Several stories explore tensions between life in the countryside and in Khartoum. The central figure in 'Next Eid' by Bawadir Bashir, translated by Thoraya El-Rayess, is a village boy who has gone to university in Khartoum. Uthman returns to his village every Eid carrying presents, but he is envied by other villagers and 'despite his attempts to get closer to them, a coldness has formed between them...' A rumour spreads that he has a girlfriend in the capital, to the dismay of the village girl who longs for him. But the reader learns that Uthman's life in Khartoum is not what the villagers assume, and that he is caught in a cycle of deprivation.
'In the City' by Ali al-Makk (1937-1992) , translated by Sarah Irving, depicts a boy named Hassan who leaves his village to go to secondary school close to Khartoum and faces difficulties in meeting women. His new friends take him to a brothel and he is quietly certain that, despite his lack of skill in engaging in small talk and the other rituals of the establishment, his innate virility will prevail. "The guys in the village bragged much of this hidden potency, and left the sweet-talk and the niceties to the regular city folk... talk ... and more talk... let him be what he is." The outcome is sad and comic.
'The Butcher's Daughter' by Abdel Aziz Baraka Sakin, translated by Raph Cormack, concerns a father who takes the bus to Khartoum, tormented by suspicions that his student daughter is engaged in shameful behaviour and may have entered an Urfi (unregistered and unwitnessed) marriage. He uses his ingenuity and a touch of menace to try and outwit the teacher with whom he believes she is involved.
'A Boy Playing With Dolls' by Isa al-Hilu, in translation by Marilyn Booth, is a delightfully imaginative tale in which a toymaker leaves his 13-year-old son alone in his shop. The boy creates a kind of theatre with dolls on a glass surface. "He made each of them move in turn, like in a waking dream, or a dreaming wakefulness. On this mirror-surface the child remade his world." The boy invents a succession of scenarios, culminating in a voyage on a paper boat.

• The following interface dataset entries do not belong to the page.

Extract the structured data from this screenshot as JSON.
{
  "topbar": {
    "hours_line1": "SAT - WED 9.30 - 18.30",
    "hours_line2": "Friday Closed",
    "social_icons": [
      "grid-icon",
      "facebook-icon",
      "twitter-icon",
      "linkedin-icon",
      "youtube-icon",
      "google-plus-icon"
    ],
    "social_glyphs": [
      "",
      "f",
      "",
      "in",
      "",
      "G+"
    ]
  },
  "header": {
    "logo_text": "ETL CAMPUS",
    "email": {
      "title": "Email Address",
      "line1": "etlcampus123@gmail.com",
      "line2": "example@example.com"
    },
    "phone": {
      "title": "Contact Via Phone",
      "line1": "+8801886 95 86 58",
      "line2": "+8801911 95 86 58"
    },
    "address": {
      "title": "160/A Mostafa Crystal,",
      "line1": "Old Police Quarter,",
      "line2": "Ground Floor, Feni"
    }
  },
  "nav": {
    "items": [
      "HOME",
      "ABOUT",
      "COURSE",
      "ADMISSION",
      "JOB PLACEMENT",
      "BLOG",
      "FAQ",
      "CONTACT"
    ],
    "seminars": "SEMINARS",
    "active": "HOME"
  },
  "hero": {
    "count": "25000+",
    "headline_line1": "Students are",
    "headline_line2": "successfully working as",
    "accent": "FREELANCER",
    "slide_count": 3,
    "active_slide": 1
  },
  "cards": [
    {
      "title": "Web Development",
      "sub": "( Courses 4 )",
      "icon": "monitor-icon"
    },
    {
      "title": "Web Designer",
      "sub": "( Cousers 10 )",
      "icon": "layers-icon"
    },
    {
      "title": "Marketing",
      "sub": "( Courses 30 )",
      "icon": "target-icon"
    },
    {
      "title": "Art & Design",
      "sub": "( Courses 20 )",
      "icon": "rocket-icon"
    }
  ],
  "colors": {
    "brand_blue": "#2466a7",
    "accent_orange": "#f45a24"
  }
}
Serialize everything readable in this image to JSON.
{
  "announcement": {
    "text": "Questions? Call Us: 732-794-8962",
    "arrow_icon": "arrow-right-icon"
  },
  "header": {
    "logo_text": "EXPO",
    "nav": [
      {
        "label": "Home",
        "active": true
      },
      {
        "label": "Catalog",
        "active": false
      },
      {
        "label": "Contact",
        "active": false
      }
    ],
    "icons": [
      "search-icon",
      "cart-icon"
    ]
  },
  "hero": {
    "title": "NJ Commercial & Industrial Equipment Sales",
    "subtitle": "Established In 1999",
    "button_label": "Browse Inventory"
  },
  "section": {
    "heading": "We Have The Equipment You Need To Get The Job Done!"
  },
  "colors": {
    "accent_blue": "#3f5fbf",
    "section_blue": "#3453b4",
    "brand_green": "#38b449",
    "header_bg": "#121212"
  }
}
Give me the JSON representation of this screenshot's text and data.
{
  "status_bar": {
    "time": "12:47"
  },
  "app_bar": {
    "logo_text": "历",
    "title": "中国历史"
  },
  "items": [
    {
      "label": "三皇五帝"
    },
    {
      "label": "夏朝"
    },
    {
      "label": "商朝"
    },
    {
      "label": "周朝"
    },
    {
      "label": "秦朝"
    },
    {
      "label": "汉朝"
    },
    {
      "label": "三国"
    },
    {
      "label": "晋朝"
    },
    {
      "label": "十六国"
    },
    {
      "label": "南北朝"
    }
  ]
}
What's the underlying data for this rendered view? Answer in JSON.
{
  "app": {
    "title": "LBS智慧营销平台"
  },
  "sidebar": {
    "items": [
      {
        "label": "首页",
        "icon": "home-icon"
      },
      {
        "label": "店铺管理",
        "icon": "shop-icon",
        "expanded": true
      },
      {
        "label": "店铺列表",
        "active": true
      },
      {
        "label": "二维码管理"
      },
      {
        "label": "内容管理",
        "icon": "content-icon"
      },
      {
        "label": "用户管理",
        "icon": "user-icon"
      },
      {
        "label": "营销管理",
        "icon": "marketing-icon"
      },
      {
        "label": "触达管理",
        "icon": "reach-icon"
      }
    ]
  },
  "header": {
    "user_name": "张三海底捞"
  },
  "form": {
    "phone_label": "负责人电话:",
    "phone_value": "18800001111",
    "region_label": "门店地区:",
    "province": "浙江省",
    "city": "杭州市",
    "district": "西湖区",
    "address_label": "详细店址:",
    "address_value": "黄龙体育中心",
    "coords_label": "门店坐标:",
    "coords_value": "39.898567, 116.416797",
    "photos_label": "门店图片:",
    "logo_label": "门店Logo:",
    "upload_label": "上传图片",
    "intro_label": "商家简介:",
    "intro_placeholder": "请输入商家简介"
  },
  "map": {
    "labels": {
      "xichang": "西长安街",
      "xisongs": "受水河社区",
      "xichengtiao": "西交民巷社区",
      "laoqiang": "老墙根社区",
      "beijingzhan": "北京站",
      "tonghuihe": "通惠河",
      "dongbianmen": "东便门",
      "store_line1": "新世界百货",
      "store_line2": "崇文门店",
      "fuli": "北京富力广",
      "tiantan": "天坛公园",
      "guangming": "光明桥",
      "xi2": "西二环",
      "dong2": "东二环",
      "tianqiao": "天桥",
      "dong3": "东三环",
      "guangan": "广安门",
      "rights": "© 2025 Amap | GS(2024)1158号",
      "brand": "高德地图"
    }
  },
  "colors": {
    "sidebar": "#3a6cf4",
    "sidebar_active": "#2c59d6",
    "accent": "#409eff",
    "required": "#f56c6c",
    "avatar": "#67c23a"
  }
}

The stories within a story reveal the boy's psychic state, anxieties and sexual awakening.
Bushra al-Fadil's 'The Story of the Girl Whose Birds Flew Away' translated by Max Shmookler gives an atmospheric portrait of crowds in the streets of Khartoum before zooming on a beautiful girl and her younger sister. The story includes a small drawing of the girl, with whom the first-person narrator becomes obsessed. The story has references to Arabic and Sudanese poetry and mythology. Al-Fadil has a doctorate in Russian language and literature, and Russian influences are discernible in his engaging story. He now lives in Saudi Arabia.
Rania Mamoun's elegiac story 'Passing', translated by Elisabeth Jaquette, is a delicately nuanced account of a father's death seen through the eyes of the daughter who knows he was disappointed by her failure to keep her promise to become a doctor. The daughter senses her father's presence: "Your scent fills every inch of space. It pulls me out of a whirlpool of memory, tossing me into another, wider and deeper, and the feeling that you are close to me swells."
The launch of The Book of Khartoum happens to coincide with the publication of Banipal Magazine issue 55 which is largely devoted to a special feature on Sudanese Literature Today, comprising short stories, novel extracts and poems by Sudanese authors, and reviews of published works. The focus on Sudanese literature will continue in Banipal issue 56. The two publications complement each other well. Several authors feature in both, and in one case the same story appears in both, with different translators. Readers may like to compare Elisabeth Jaquette's translation of Rania Mamoun's 'Passing' with William M Hutchins' translation of the story in Banipal 55.
by Susannah Tarbush - London